“That’s misinformation going around; they use words like ‘gender reassignment’ or ‘mutilation,’” he said. “The only care trans youth receive is mental health care or puberty blockers, which is basically a pause button until they get to be 18. And most states don’t allow any kind of surgery until they are 18. So basically what we are offering young people is critical care they need—not gender reassignment.”
Earlier this morning, members of the House Public Health and Human Services Committee advanced the REAP Act in an 18-5 vote. The bill would also prohibit health insurance policies from covering “gender transition procedures” for anyone under the age of 18 and prohibit the Division of Medicaid from reimbursing or providing coverage for it.
At the committee meeting this morning, Mississippi House Rep. John W. Hines, Sr., D-Greenville, asked Rep. Nick Bain, R-Corinth, to “help me understand what rights this child has because there are a lot of young folk out here who are confused about who they are and what they are.”
The Republican lawmaker said the bill is necessary “because there is a presence and a threat” associated with transgender minors seeking and receiving care in Mississippi. He said people should not be able to obtain gender-affirming care, including hormone therapy and puberty blockers, until after they are 18 years old.
Bain said what he is advocating for is a “wait-and-see approach.”
“I’m not a doctor, I’m not a professional in this regard, but I can say yes, there are the children in this, they are confused—OK, It goes both ways,” Bain said. “There’s also another gram of this where the child goes, he has the procedure, he removes his body parts, and then years later he regrets it. What about that child gentleman? What about the minority there—that that child cannot reverse what he thought he was when he wasn’t what he thought he was.
“I’m asking to take a wait and see approach, to be conservative about this, to be very, very careful.”
But after presenting the REAP Act on the House floor, Rep. Bain admitted that he is not aware of any children undergoing gender-confirmation surgeries in Mississippi.
“Procedures? As far as surgeries, I’m not aware of any,” he said in response to a question from Rep. Chris Bell, D-Jackson. “As far as hormones, that is going on.”
On the House floor, Rep. Darryl Porter, D-McComb, criticized the committee for making the REAP Act its first bill on the floor this year—at a time when more than half of the state’s rural hospitals are in danger of closing.
The REAP Act’s principal author is Rep. Gene Newman, R-Pearl. Co-authors include House Speaker Philip Gunn, R-Clinton; Rep. Dan Eubanks, R-Walls; and Rep. Mark Tullos, R-Raleigh.

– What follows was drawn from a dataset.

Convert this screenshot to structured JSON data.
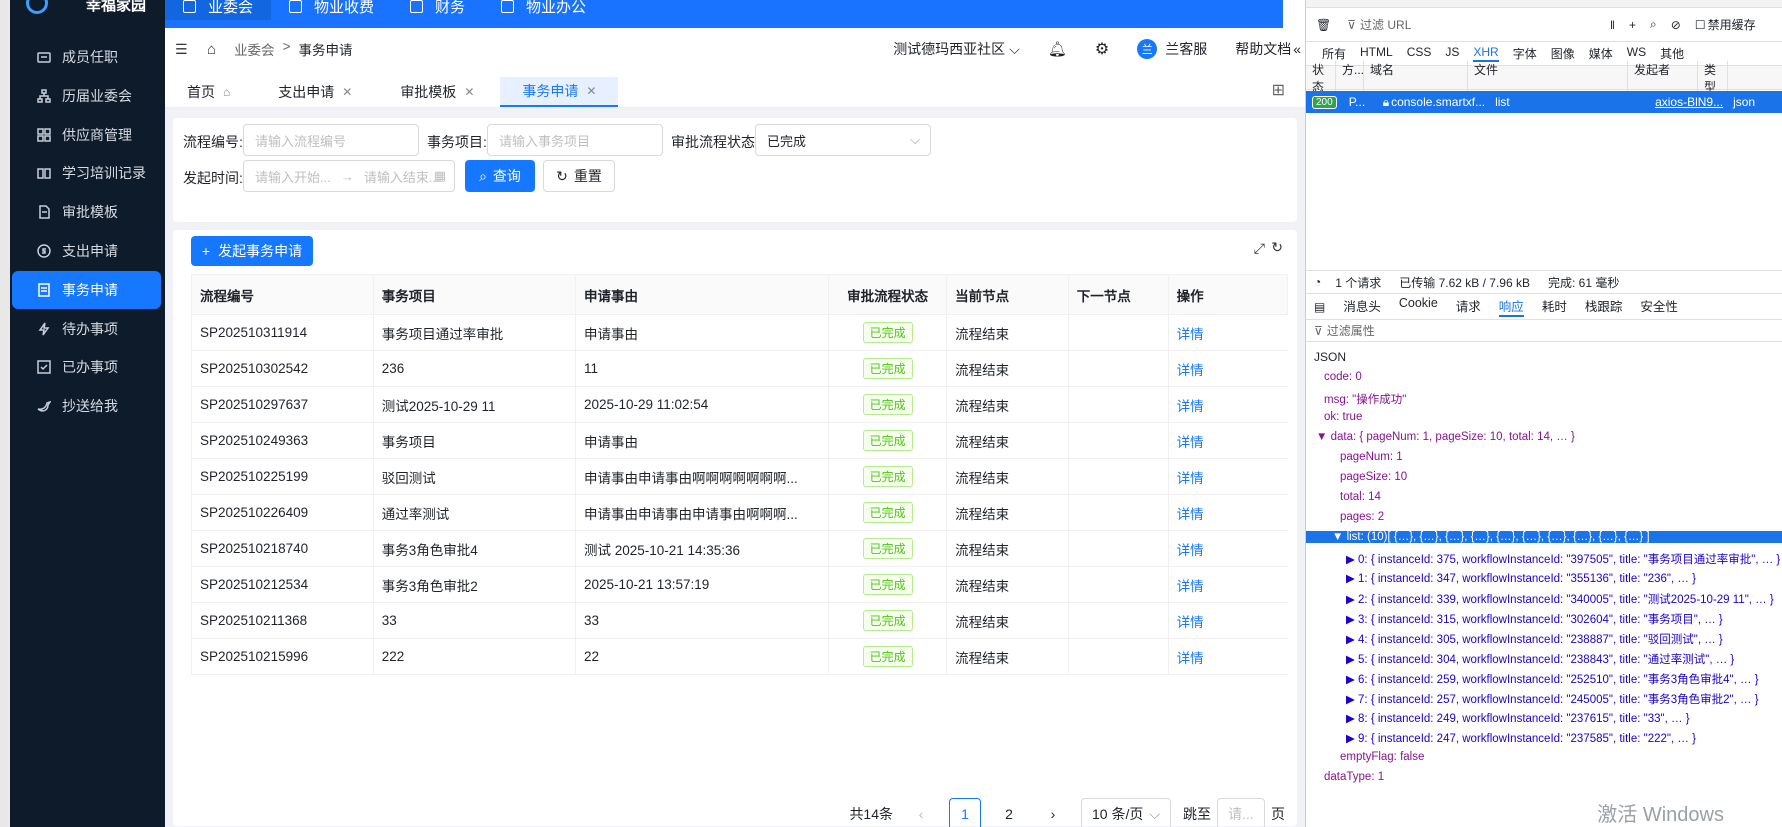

In recent years, conservative lawmakers across the country have passed laws targeting transgender minors, and other states have already enacted laws making trans-inclusive care illegal for them. In 2021, Mississippi lawmakers approved a bill banning transgender minors from playing on school sports teams that align with their gender identities. Lawmakers backing the bill admitted at the time that they were not aware of any issues in Mississippi arising from transgender children playing on sports teams.
“I definitely feared that we would see that in Mississippi,” Hill told the Mississippi Free Press. “I also have a heightened fear, because this is an election year, and very often politicians will throw out what they consider to be red meat to their constituents, particularly the very conservative ones. And we’ve seen an uptick on attacks on trans individuals, particularly transgender minors.”
In a statement this afternoon, the American Civil Liberties Union of Mississippi called the REAP Act “an attempt to criminalize parents and healthcare providers for supporting Mississippi youth during their most challenging years,” adding that “[d]enying healthcare to transgender youth can be life-threatening.”
“Research shows transgender youth are twice as likely than their cisgender peers to experience depression, isolation, and attempt suicide,” the organization added. “Additionally, transgender youth whose families support their gender identity have a decrease in suicidal thoughts and significant increases in self-esteem.”